Where we’re going, we don’t need roads – a webinar will do just fine. Jason Busch, founder and managing director at Spend Matters, teamed up with Vroozi for a recent research paper on the future of procurement. Now, that research paper has a nifty little webinar companion of the same name. Join us next Thursday, June 18 at 10 a.m. CDT for the webinar, Declaration of the New Purchasing: A Buying Manifesto where Jason and Vroozi will cover procurement technology as it exists today, as well as what we can expect from it in the future. Register today!

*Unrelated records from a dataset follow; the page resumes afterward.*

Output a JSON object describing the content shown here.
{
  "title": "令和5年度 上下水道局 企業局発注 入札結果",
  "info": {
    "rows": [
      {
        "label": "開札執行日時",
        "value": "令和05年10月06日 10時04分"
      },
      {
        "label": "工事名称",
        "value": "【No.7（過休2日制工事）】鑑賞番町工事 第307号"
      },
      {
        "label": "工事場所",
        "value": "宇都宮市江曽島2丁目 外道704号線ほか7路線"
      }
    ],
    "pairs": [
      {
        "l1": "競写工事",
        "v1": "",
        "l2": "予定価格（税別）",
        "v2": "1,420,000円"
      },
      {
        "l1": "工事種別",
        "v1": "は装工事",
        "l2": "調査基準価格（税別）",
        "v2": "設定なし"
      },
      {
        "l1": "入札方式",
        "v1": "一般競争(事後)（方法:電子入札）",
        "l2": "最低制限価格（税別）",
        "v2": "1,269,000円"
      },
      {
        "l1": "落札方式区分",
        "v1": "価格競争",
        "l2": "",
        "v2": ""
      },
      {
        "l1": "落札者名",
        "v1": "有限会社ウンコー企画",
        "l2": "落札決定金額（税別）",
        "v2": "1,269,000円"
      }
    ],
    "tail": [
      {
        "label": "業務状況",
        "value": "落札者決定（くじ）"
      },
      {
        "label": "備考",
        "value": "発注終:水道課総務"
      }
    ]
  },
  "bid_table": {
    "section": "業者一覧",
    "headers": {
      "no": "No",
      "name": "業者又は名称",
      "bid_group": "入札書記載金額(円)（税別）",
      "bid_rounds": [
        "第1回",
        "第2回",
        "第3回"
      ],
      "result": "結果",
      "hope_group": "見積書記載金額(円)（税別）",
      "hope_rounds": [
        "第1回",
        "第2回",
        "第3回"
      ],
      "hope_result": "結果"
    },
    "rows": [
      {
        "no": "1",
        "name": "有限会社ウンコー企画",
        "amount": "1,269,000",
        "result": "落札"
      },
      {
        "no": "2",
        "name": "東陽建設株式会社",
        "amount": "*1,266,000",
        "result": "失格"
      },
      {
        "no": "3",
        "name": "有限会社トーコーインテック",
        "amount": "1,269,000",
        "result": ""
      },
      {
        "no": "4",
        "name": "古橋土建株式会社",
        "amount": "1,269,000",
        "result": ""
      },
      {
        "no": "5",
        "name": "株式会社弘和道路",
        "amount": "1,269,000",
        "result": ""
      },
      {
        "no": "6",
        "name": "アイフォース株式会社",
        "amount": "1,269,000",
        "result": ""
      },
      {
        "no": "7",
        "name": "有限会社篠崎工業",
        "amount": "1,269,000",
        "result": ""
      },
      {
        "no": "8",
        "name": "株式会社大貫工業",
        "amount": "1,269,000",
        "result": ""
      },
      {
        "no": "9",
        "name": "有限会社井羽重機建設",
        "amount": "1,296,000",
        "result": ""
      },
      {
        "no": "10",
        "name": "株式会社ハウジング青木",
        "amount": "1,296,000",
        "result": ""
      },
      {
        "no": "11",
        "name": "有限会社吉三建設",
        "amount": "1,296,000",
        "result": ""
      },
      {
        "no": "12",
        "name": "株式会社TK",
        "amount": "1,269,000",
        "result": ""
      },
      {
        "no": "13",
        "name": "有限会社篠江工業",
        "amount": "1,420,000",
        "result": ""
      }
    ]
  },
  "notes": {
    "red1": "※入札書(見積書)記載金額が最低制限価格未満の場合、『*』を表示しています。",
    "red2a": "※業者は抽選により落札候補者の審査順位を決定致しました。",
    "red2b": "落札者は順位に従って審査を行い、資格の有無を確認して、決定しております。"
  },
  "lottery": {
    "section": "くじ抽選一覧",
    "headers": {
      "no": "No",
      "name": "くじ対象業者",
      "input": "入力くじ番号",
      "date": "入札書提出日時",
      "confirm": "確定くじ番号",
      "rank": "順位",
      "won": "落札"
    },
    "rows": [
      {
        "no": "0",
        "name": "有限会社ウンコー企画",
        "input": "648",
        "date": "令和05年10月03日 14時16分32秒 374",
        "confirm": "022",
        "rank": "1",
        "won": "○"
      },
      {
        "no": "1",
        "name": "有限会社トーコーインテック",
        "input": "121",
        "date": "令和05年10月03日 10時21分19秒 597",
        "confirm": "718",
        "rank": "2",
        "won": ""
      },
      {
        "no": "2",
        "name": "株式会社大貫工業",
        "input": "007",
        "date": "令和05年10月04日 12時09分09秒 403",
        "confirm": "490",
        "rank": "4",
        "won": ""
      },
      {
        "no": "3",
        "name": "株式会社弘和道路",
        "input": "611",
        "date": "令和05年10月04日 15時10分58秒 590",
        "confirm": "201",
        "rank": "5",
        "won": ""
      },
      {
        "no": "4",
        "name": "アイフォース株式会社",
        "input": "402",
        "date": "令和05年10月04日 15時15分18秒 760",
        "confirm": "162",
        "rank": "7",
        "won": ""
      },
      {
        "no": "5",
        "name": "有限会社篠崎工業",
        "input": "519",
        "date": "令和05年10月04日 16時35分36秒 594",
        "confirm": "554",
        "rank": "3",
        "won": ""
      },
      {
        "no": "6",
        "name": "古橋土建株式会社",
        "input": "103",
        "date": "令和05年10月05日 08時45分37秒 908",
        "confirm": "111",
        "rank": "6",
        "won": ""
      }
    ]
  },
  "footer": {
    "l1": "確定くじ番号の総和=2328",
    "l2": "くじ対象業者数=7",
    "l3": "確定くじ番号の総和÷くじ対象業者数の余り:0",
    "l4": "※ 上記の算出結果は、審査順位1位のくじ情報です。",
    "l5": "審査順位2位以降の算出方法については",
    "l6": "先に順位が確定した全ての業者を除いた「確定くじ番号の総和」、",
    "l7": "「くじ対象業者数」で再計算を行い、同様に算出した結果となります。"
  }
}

Spend Matters welcomes this Sponsored article from Vroozi. There’s an old expression, “Don’t work harder; work smarter.” Old as it may be, this is one of the adages of New Purchasing: The answer to complexity does not have to be more complexity. Is this not the reason for enterprise technology? Organizations adopt solutions that enable their employees to work more quickly, more efficiently and with better organization. Really, this is the same reason that many people adopt technology in their personal lives, as well.
Spend Matters welcomes this guest article by Vroozi. In our personal lives, we use our mobile devices to make purchases and requests for service; why should this stop when we walk (either physically or virtually) through the doors of our workplace? New purchasing means shopping for our business needs the same way that we shop for our personal wants. Think about how you spend your day. Think about how many seemingly mindless, menial tasks you do regularly that are now enhanced by technology. We understand that the majority of these capabilities weren’t even available 5 or 10 years ago. Technology has continuously revolutionized the way we live. It has reinvented the wheel. And technology continues to shape the world of procurement.
Jason Busch, founder and managing director of Spend Matters, has teamed with Vroozi to deliver a new “buying manifesto” for the procurement market as it is today and where they think it will go, moving forward. Declaration of the New Purchasing: A Buying Manifesto outlines 20 concrete examples on the expected evolution of procurement in the years to come. This is an absolute must-read for all procurement professionals. Get your FREE copy today!